Lay thee aside thy grief, darling ! lay thee
aside thy grief!
THREE LINKS OF A LIFE. 39
And Happiness will cheer thee beyond all
thy belief I
As oft as winter comes summer, as sure as
night comes day,
And as swift as sorrow cometh, so swift it
goeth away !
E'en in your desolation you are not quite
Not all who choose may count their woes
upon a mother's breast.
ROB, THE PAUPER.
OB, the Pauper, is loose again.
Through the fields and woods he
He shuns the women, he beats the men,
He kisses the children's frightened faces.
There is no mother he hath not fretted ;
There is no child he hath not petted ;
There is no house, by road or lane,
He did not tap at the window-pane,
And make more dark the dismal night,
And set the faces within with white.
Rob, the Pauper, is wild of eye,
Wild of speech, and wild of thinking ;
Over his forehead broad and high,
Each with each wild locks are linking.
ROB, THE PAUPER. 41
Yet there is something in his bearing
Not quite what a pauper should be wearing :
In every step is a shadow of grace ;
The ghost of a beauty haunts his face ;

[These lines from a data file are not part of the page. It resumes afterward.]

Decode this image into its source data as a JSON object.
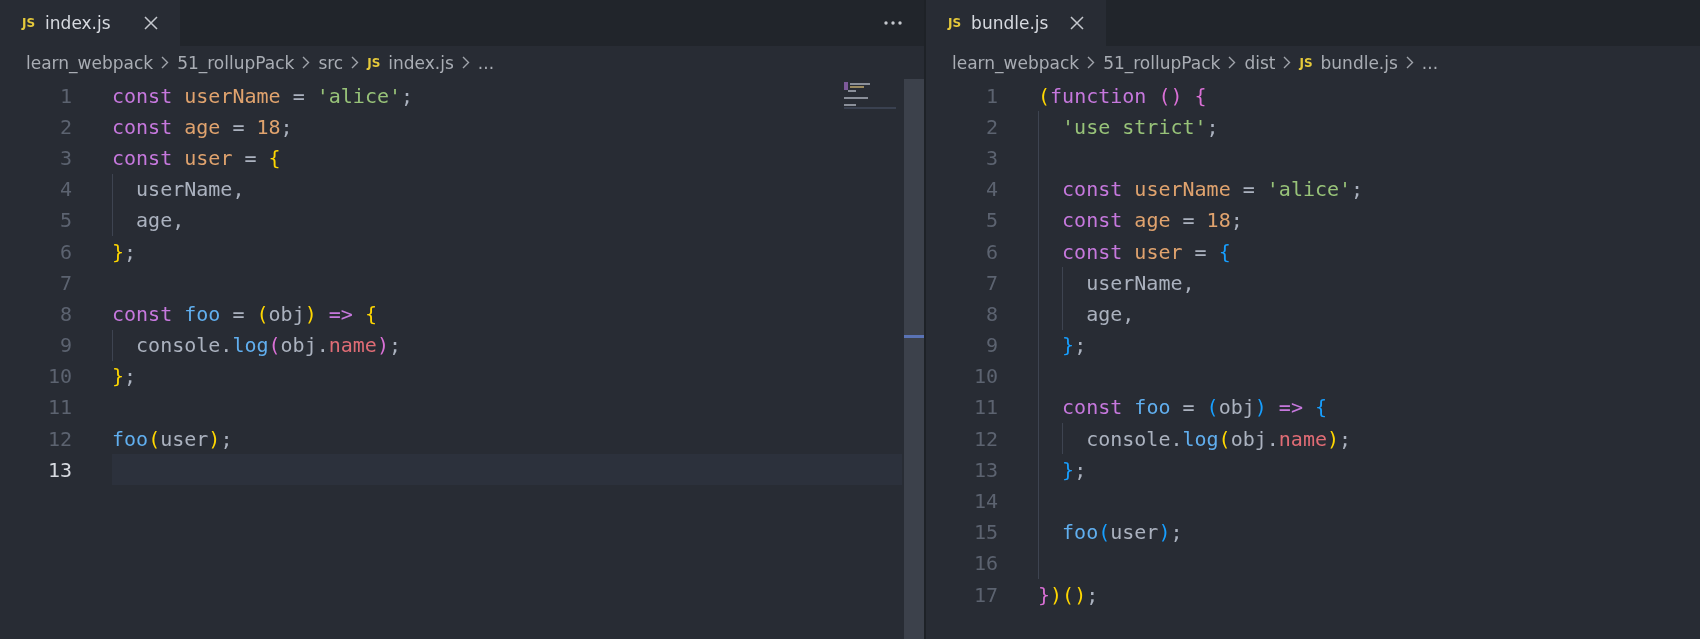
{
  "panes": [
    {
      "tab": {
        "icon_text": "JS",
        "label": "index.js",
        "selected": true
      },
      "more_actions": true,
      "minimap": true,
      "breadcrumbs": [
        {
          "text": "learn_webpack"
        },
        {
          "text": "51_rollupPack"
        },
        {
          "text": "src"
        },
        {
          "icon_text": "JS",
          "text": "index.js"
        },
        {
          "text": "..."
        }
      ],
      "lines": [
        {
          "number": "1",
          "active": false,
          "tokens": [
            {
              "kind": "keyword",
              "text": "const"
            },
            {
              "kind": "variable",
              "text": " userName"
            },
            {
              "kind": "plain",
              "text": " = "
            },
            {
              "kind": "string",
              "text": "'alice'"
            },
            {
              "kind": "plain",
              "text": ";"
            }
          ]
        },
        {
          "number": "2",
          "active": false,
          "tokens": [
            {
              "kind": "keyword",
              "text": "const"
            },
            {
              "kind": "variable",
              "text": " age"
            },
            {
              "kind": "plain",
              "text": " = "
            },
            {
              "kind": "number",
              "text": "18"
            },
            {
              "kind": "plain",
              "text": ";"
            }
          ]
        },
        {
          "number": "3",
          "active": false,
          "tokens": [
            {
              "kind": "keyword",
              "text": "const"
            },
            {
              "kind": "variable",
              "text": " user"
            },
            {
              "kind": "plain",
              "text": " = "
            },
            {
              "kind": "bracket1",
              "text": "{"
            }
          ],
          "children": [
            {
              "number": "4",
              "active": false,
              "tokens": [
                {
                  "kind": "plain",
                  "text": "userName,"
                }
              ]
            },
            {
              "number": "5",
              "active": false,
              "tokens": [
                {
                  "kind": "plain",
                  "text": "age,"
                }
              ]
            }
          ]
        },
        {
          "number": "6",
          "active": false,
          "tokens": [
            {
              "kind": "bracket1",
              "text": "}"
            },
            {
              "kind": "plain",
              "text": ";"
            }
          ]
        },
        {
          "number": "7",
          "active": false
        },
        {
          "number": "8",
          "active": false,
          "tokens": [
            {
              "kind": "keyword",
              "text": "const"
            },
            {
              "kind": "function",
              "text": " foo"
            },
            {
              "kind": "plain",
              "text": " = "
            },
            {
              "kind": "bracket1",
              "text": "("
            },
            {
              "kind": "plain",
              "text": "obj"
            },
            {
              "kind": "bracket1",
              "text": ")"
            },
            {
              "kind": "arrow",
              "text": " =>"
            },
            {
              "kind": "bracket1",
              "text": " {"
            }
          ],
          "children": [
            {
              "number": "9",
              "active": false,
              "tokens": [
                {
                  "kind": "plain",
                  "text": "console."
                },
                {
                  "kind": "function",
                  "text": "log"
                },
                {
                  "kind": "bracket2",
                  "text": "("
                },
                {
                  "kind": "plain",
                  "text": "obj."
                },
                {
                  "kind": "property",
                  "text": "name"
                },
                {
                  "kind": "bracket2",
                  "text": ")"
                },
                {
                  "kind": "plain",
                  "text": ";"
                }
              ]
            }
          ]
        },
        {
          "number": "10",
          "active": false,
          "tokens": [
            {
              "kind": "bracket1",
              "text": "}"
            },
            {
              "kind": "plain",
              "text": ";"
            }
          ]
        },
        {
          "number": "11",
          "active": false
        },
        {
          "number": "12",
          "active": false,
          "tokens": [
            {
              "kind": "function",
              "text": "foo"
            },
            {
              "kind": "bracket1",
              "text": "("
            },
            {
              "kind": "plain",
              "text": "user"
            },
            {
              "kind": "bracket1",
              "text": ")"
            },
            {
              "kind": "plain",
              "text": ";"
            }
          ]
        },
        {
          "number": "13",
          "active": true
        }
      ]
    },
    {
      "tab": {
        "icon_text": "JS",
        "label": "bundle.js",
        "selected": true
      },
      "more_actions": false,
      "minimap": false,
      "breadcrumbs": [
        {
          "text": "learn_webpack"
        },
        {
          "text": "51_rollupPack"
        },
        {
          "text": "dist"
        },
        {
          "icon_text": "JS",
          "text": "bundle.js"
        },
        {
          "text": "..."
        }
      ],
      "lines": [
        {
          "number": "1",
          "active": false,
          "tokens": [
            {
              "kind": "bracket1",
              "text": "("
            },
            {
              "kind": "keyword",
              "text": "function"
            },
            {
              "kind": "bracket2",
              "text": " ()"
            },
            {
              "kind": "bracket2",
              "text": " {"
            }
          ],
          "children": [
            {
              "number": "2",
              "active": false,
              "tokens": [
                {
                  "kind": "string",
                  "text": "'use strict'"
                },
                {
                  "kind": "plain",
                  "text": ";"
                }
              ]
            },
            {
              "number": "3",
              "active": false
            },
            {
              "number": "4",
              "active": false,
              "tokens": [
                {
                  "kind": "keyword",
                  "text": "const"
                },
                {
                  "kind": "variable",
                  "text": " userName"
                },
                {
                  "kind": "plain",
                  "text": " = "
                },
                {
                  "kind": "string",
                  "text": "'alice'"
                },
                {
                  "kind": "plain",
                  "text": ";"
                }
              ]
            },
            {
              "number": "5",
              "active": false,
              "tokens": [
                {
                  "kind": "keyword",
                  "text": "const"
                },
                {
                  "kind": "variable",
                  "text": " age"
                },
                {
                  "kind": "plain",
                  "text": " = "
                },
                {
                  "kind": "number",
                  "text": "18"
                },
                {
                  "kind": "plain",
                  "text": ";"
                }
              ]
            },
            {
              "number": "6",
              "active": false,
              "tokens": [
                {
                  "kind": "keyword",
                  "text": "const"
                },
                {
                  "kind": "variable",
                  "text": " user"
                },
                {
                  "kind": "plain",
                  "text": " = "
                },
                {
                  "kind": "bracket3",
                  "text": "{"
                }
              ],
              "children": [
                {
                  "number": "7",
                  "active": false,
                  "tokens": [
                    {
                      "kind": "plain",
                      "text": "userName,"
                    }
                  ]
                },
                {
                  "number": "8",
                  "active": false,
                  "tokens": [
                    {
                      "kind": "plain",
                      "text": "age,"
                    }
                  ]
                }
              ]
            },
            {
              "number": "9",
              "active": false,
              "tokens": [
                {
                  "kind": "bracket3",
                  "text": "}"
                },
                {
                  "kind": "plain",
                  "text": ";"
                }
              ]
            },
            {
              "number": "10",
              "active": false
            },
            {
              "number": "11",
              "active": false,
              "tokens": [
                {
                  "kind": "keyword",
                  "text": "const"
                },
                {
                  "kind": "function",
                  "text": " foo"
                },
                {
                  "kind": "plain",
                  "text": " = "
                },
                {
                  "kind": "bracket3",
                  "text": "("
                },
                {
                  "kind": "plain",
                  "text": "obj"
                },
                {
                  "kind": "bracket3",
                  "text": ")"
                },
                {
                  "kind": "arrow",
                  "text": " =>"
                },
                {
                  "kind": "bracket3",
                  "text": " {"
                }
              ],
              "children": [
                {
                  "number": "12",
                  "active": false,
                  "tokens": [
                    {
                      "kind": "plain",
                      "text": "console."
                    },
                    {
                      "kind": "function",
                      "text": "log"
                    },
                    {
                      "kind": "bracket1",
                      "text": "("
                    },
                    {
                      "kind": "plain",
                      "text": "obj."
                    },
                    {
                      "kind": "property",
                      "text": "name"
                    },
                    {
                      "kind": "bracket1",
                      "text": ")"
                    },
                    {
                      "kind": "plain",
                      "text": ";"
                    }
                  ]
                }
              ]
            },
            {
              "number": "13",
              "active": false,
              "tokens": [
                {
                  "kind": "bracket3",
                  "text": "}"
                },
                {
                  "kind": "plain",
                  "text": ";"
                }
              ]
            },
            {
              "number": "14",
              "active": false
            },
            {
              "number": "15",
              "active": false,
              "tokens": [
                {
                  "kind": "function",
                  "text": "foo"
                },
                {
                  "kind": "bracket3",
                  "text": "("
                },
                {
                  "kind": "plain",
                  "text": "user"
                },
                {
                  "kind": "bracket3",
                  "text": ")"
                },
                {
                  "kind": "plain",
                  "text": ";"
                }
              ]
            },
            {
              "number": "16",
              "active": false
            }
          ]
        },
        {
          "number": "17",
          "active": false,
          "tokens": [
            {
              "kind": "bracket2",
              "text": "}"
            },
            {
              "kind": "bracket1",
              "text": ")"
            },
            {
              "kind": "bracket1",
              "text": "()"
            },
            {
              "kind": "plain",
              "text": ";"
            }
          ]
        }
      ]
    }
  ]
}
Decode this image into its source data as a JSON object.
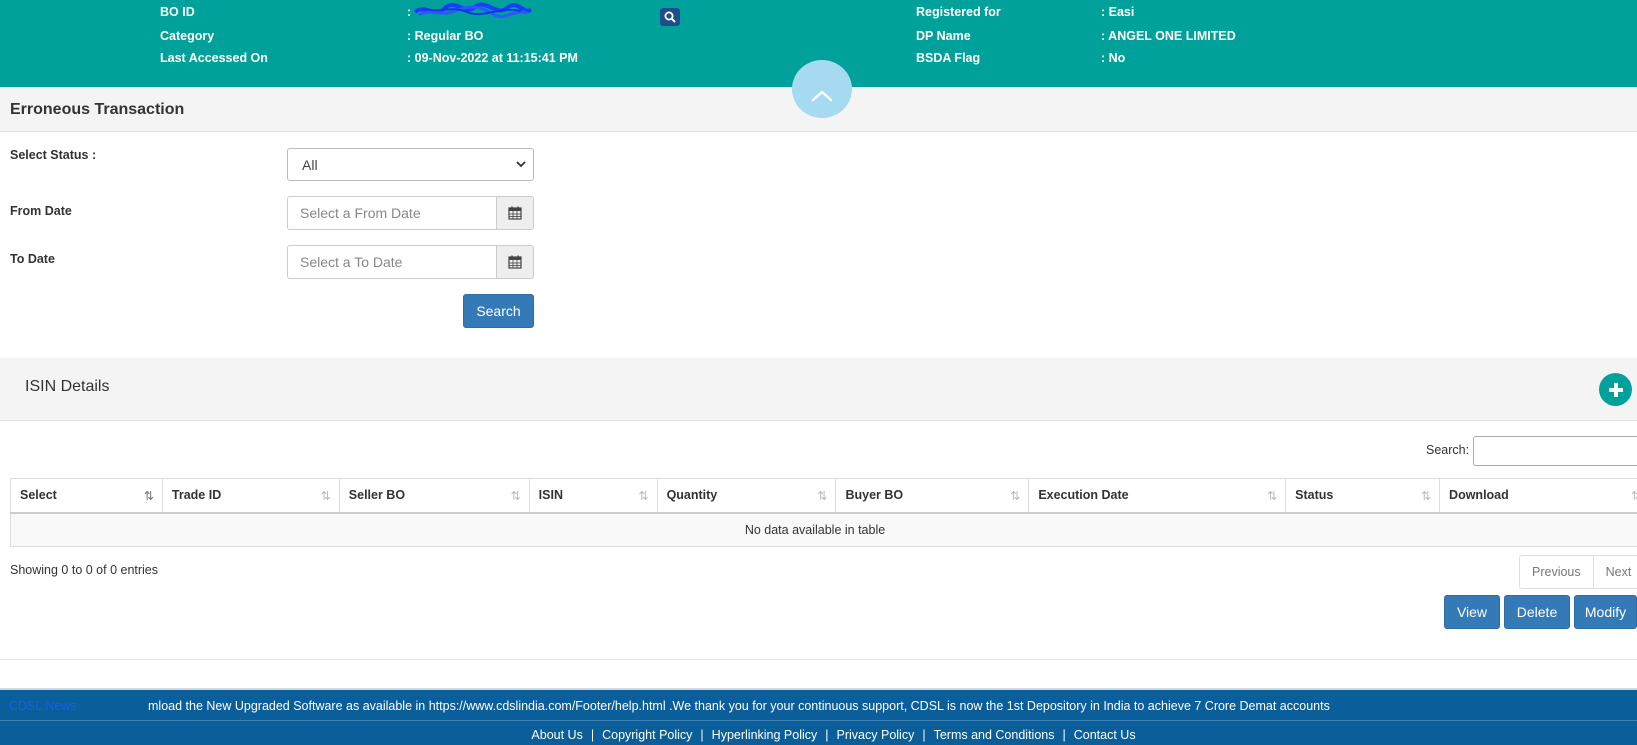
{
  "header": {
    "bo_id_label": "BO ID",
    "bo_id_value": ":",
    "category_label": "Category",
    "category_value": ": Regular BO",
    "last_accessed_label": "Last Accessed On",
    "last_accessed_value": ": 09-Nov-2022 at 11:15:41 PM",
    "registered_for_label": "Registered for",
    "registered_for_value": ": Easi",
    "dp_name_label": "DP Name",
    "dp_name_value": ": ANGEL ONE LIMITED",
    "bsda_label": "BSDA Flag",
    "bsda_value": ": No",
    "colors": {
      "bar": "#00a19a",
      "search_button": "#1f4f8a",
      "collapse": "#a5daf0"
    },
    "icons": [
      "search-icon",
      "chevron-up-icon"
    ]
  },
  "erroneous": {
    "title": "Erroneous Transaction",
    "status_label": "Select Status :",
    "status_value": "All",
    "from_label": "From Date",
    "from_placeholder": "Select a From Date",
    "to_label": "To Date",
    "to_placeholder": "Select a To Date",
    "search_button": "Search"
  },
  "isin": {
    "title": "ISIN Details",
    "search_label": "Search:",
    "columns": [
      "Select",
      "Trade ID",
      "Seller BO",
      "ISIN",
      "Quantity",
      "Buyer BO",
      "Execution Date",
      "Status",
      "Download"
    ],
    "empty_message": "No data available in table",
    "showing": "Showing 0 to 0 of 0 entries",
    "previous": "Previous",
    "next": "Next",
    "actions": {
      "view": "View",
      "delete": "Delete",
      "modify": "Modify"
    },
    "colors": {
      "accent": "#00a19a",
      "button": "#337ab7"
    }
  },
  "footer": {
    "news_label": "CDSL News",
    "news_text": "mload the New Upgraded Software as available in https://www.cdslindia.com/Footer/help.html .We thank you for your continuous support, CDSL is now the 1st Depository in India to achieve 7 Crore Demat accounts",
    "links": [
      "About Us",
      "Copyright Policy",
      "Hyperlinking Policy",
      "Privacy Policy",
      "Terms and Conditions",
      "Contact Us"
    ],
    "colors": {
      "bar": "#0a5e9a"
    }
  }
}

The rags half-sheltering him to-day
Hang not on him in a beggarly way.
Rob, the Pauper, is crazed of brain :
The world is a lie to his shattered seeming.
No woman is true unless insane ;
No man but is full of lecherous scheming.
Woe to the wretch, of whate'er calling,
That crouches beneath his cudgel's falling 1
Pity the wife, howe'er high-born,
Who wilts beneath his words of scorn I
But youngsters he caresses as wild
As a mother would kiss a rescued child.
He hath broke him loose from his poor-house
He hath dragged him clear from rope and
42 FARM LEGENDS.
They might have thought ; for they know
They could keep a half-caged panther
Few are the knots so strategy-shunning
That they can escape his maniac cunning ;
Many a stout bolt strives in vain
To bar his brawny shoulders' strain ;
The strongest men in town agree,
That the Pauper is good for any three.
He hath crossed the fields, the woods, the
He hides in the swamp his wasted feature ;
The frog leaps over his bleeding feet ;
The turtle crawls from the frightful creature.
The loud mosquito, hungry-flying,
For his impoverished blood is crying ;
The scornful hawk's loud screaming sneer
Falls painfully upon his ear ;
And close to his unstartled eye
The rattlesnake creeps noisily by
ROB, THE PAUPER. 43
He hath fallen into a slough of sleep,
A haze of the past bends softly o'er him
His restless spirit a watch doth keep,
As Memory's canvas glides before him.
Through slumber's distances he travels ;
The tangled skein of his mind unravels :
The bright past dawns through a cloud of
And once again in his prime he seems ;
For over his heart's lips, as a kiss,
Sweepeth a vision like to this :